I'm always on the lookout for new books from Europa Editions - and when I saw this one, I snapped it up.
Alina Bronsky's first novel is hard to put down. It kept me up till one last night. There are so many books out there about murder and violence, but this story starts after the crime. Sascha watched her ex-stepfather Vadim shoot and kill her mother. Now she's seventeen and biding her time till Vadim gets out of jail, so she can kill him.
Her nine-year-old brother Anton thinks she has a good idea. He was there too. So was the toddler of the family, Alissa. They live in the Russian ghetto of Berlin, shunned by most of their neighbors for having such bad luck, but lovingly cooked for and cared for by their fat Russian cousin Maria.
Sascha is brash, angry, fearless, oddly witty, often kind - and brilliant at math, chess and languages.

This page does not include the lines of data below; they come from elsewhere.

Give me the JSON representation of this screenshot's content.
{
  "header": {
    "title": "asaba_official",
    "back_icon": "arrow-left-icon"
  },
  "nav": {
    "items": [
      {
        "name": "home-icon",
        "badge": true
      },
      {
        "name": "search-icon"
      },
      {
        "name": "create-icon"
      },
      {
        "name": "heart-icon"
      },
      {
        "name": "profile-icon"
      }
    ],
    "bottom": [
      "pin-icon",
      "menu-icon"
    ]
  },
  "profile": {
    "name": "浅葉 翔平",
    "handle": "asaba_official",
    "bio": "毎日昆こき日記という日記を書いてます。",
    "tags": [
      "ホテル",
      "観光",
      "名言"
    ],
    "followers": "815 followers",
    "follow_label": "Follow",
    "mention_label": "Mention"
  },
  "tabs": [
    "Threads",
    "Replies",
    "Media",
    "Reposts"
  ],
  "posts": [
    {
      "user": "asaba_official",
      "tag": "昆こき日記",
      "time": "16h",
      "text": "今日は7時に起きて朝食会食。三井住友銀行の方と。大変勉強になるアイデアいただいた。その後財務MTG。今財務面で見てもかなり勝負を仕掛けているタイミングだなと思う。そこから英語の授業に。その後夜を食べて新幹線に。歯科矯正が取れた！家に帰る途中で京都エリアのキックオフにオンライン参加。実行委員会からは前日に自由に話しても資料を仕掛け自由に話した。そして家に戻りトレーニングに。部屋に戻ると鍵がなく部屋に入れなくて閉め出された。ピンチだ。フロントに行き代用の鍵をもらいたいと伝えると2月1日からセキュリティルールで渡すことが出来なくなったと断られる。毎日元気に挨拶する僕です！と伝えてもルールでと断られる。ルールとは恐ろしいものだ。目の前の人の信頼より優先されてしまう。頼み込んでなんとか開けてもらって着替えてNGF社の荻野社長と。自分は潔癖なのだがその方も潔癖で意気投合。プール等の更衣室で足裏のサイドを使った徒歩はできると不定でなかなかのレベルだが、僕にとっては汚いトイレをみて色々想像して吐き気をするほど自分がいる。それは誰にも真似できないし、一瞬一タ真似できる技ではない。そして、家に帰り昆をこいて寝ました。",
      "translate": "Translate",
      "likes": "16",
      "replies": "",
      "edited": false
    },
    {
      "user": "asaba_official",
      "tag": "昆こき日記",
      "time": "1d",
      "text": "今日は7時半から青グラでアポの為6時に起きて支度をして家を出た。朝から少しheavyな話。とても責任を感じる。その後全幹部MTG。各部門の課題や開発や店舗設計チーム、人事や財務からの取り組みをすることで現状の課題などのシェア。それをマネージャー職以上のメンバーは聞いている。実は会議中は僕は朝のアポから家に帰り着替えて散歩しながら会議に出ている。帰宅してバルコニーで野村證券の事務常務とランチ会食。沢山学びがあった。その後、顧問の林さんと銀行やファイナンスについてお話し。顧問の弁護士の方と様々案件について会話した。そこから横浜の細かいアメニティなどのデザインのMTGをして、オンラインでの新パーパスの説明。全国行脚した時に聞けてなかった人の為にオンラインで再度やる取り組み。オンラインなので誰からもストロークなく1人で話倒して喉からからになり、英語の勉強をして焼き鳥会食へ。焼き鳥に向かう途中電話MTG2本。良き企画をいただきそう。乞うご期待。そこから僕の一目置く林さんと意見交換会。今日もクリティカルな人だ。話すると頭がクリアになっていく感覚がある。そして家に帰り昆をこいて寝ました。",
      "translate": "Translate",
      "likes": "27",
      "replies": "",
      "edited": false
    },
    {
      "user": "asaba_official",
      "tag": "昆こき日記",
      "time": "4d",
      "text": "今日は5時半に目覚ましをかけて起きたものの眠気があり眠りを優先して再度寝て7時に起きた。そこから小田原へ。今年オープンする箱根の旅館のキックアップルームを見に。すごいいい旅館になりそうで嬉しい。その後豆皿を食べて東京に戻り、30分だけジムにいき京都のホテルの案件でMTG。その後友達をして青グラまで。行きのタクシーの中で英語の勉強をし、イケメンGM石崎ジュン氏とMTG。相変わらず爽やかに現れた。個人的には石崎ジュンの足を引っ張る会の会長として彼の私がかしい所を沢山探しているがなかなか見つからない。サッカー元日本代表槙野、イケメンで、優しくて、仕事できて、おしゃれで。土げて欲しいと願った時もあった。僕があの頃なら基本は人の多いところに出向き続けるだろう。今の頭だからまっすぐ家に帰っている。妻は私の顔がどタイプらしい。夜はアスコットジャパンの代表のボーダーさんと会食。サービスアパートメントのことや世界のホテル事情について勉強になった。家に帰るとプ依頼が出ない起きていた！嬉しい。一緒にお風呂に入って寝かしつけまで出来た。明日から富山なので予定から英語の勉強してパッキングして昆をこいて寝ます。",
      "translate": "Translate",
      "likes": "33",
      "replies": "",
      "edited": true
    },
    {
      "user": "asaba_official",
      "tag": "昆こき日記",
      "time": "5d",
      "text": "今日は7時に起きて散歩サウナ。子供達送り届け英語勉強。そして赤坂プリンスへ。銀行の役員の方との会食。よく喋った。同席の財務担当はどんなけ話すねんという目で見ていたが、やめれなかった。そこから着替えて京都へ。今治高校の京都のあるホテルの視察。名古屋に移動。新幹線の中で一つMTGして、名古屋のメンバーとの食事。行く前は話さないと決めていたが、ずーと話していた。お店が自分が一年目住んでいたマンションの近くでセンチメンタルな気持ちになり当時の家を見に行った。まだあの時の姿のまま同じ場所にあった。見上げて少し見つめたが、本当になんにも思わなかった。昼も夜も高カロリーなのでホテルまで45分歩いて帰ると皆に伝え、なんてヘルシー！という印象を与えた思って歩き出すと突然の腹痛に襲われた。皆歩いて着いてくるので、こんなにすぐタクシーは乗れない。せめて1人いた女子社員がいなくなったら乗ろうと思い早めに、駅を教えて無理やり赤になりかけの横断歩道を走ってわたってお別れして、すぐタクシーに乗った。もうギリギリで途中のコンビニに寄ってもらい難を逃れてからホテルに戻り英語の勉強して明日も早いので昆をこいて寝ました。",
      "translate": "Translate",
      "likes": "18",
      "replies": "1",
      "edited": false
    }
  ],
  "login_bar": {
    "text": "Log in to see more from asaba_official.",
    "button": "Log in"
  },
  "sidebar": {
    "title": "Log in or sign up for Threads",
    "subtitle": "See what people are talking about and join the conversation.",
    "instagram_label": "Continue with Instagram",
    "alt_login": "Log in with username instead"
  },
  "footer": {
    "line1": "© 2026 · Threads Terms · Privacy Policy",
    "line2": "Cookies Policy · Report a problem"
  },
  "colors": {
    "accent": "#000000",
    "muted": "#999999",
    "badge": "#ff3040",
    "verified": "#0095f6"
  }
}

She's not interested in drugs or alcohol, but she sometimes makes aggressive use of sex. In a strange way, even at her most self-destructive, she's working intelligently at repairing her personal damage. Totally likeable, she hardly knows how to handle it when people do like her.
There are lots of other wonderful characters, too, flawed in ways that only make them more interesting. Despite the plethora of broken heads, hearts and windows in this book, the dialog is often quite funny and the mood curiously upbeat.
I have to assume the translation is excellent, because Alina Bronsky comes across as a very fine writer with a truly original turn of mind. Hope she's at work on another book!